First, despite the interview appearing on the day of the Labour leadership declaration, there’s no attempt to bring the hammer down on the new Labour leader. All we get is some framing on the deficit. Next, as Paul Goodman notes, it is an attempt to reassure the Tory faithful after the Lib Dem conference Vince Cable is gently put back in his box with the line ‘Vince is Vince’. Cameron also stresses that he ‘will always safeguard our nuclear deterrent’; a line that is very different from the nakedly political discussions of Trident in Liverpool, where what seemed matter to most was making life difficult for Labour.

Judging by its tone, I suspect that a post Lib Dem conference Cameron interview will become an annual fixture. An addition to our political calendar required by this age of coalition.

But what is most striking to me is how Cameron drops hints about easing the tax burden without making a big deal out of the fact that the coalition has already moved to ease the tax burden on anyone earning less than £43,000 a year by raising the personal allowance for basic rate taxpayers by a thousand pounds to £7,475 in the Budget.  This is the equivalent of a £200 tax cut for anyone who earns more than that.

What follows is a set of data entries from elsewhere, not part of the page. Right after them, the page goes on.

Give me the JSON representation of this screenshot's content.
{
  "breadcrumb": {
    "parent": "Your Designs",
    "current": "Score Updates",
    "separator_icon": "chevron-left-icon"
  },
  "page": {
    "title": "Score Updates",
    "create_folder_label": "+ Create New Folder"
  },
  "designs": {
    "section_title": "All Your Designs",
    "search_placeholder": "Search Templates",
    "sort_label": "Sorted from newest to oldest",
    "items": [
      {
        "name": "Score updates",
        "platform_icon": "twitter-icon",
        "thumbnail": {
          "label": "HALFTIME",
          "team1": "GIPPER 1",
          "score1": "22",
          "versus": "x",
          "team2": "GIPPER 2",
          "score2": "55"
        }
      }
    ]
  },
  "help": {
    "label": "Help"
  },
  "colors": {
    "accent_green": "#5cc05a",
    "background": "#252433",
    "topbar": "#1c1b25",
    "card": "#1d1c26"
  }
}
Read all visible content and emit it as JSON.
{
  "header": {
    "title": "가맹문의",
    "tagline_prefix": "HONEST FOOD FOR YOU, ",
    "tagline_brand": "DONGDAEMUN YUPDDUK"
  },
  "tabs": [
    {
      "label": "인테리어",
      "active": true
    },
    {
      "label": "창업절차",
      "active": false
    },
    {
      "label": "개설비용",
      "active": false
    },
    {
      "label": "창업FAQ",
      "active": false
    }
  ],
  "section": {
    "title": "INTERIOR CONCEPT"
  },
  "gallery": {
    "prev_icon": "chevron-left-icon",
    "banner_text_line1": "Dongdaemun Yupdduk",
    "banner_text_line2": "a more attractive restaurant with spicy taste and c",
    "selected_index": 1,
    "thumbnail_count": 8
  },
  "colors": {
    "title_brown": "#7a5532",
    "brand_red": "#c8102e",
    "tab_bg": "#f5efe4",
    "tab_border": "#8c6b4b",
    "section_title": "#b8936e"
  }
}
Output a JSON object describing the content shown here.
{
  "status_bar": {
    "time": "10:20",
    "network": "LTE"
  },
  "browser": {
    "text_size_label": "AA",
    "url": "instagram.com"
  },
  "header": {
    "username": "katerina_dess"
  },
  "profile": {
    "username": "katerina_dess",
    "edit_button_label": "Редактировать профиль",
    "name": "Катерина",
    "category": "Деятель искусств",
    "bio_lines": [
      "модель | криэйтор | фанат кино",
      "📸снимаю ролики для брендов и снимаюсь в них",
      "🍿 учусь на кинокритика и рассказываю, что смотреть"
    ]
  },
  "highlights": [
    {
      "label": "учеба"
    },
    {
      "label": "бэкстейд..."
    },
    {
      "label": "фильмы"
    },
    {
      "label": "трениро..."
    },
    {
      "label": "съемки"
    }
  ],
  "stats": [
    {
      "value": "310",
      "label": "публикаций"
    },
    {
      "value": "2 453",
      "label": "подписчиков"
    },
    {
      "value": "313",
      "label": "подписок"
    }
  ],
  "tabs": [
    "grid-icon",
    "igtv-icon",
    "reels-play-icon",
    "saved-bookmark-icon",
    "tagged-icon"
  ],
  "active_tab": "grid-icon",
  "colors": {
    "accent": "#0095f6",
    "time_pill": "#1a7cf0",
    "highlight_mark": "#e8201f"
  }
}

£200 might not be a massive amount but it is something. But the coalition seems oddly reluctant to talk about it. The Lib Dems only want to talk about the low-earners that are taken out of tax altogether by this increase in the threshold. The Tories don’t shout about it either. But they’d be well advised to do so. The middle class needs to know that the government is doing something for it.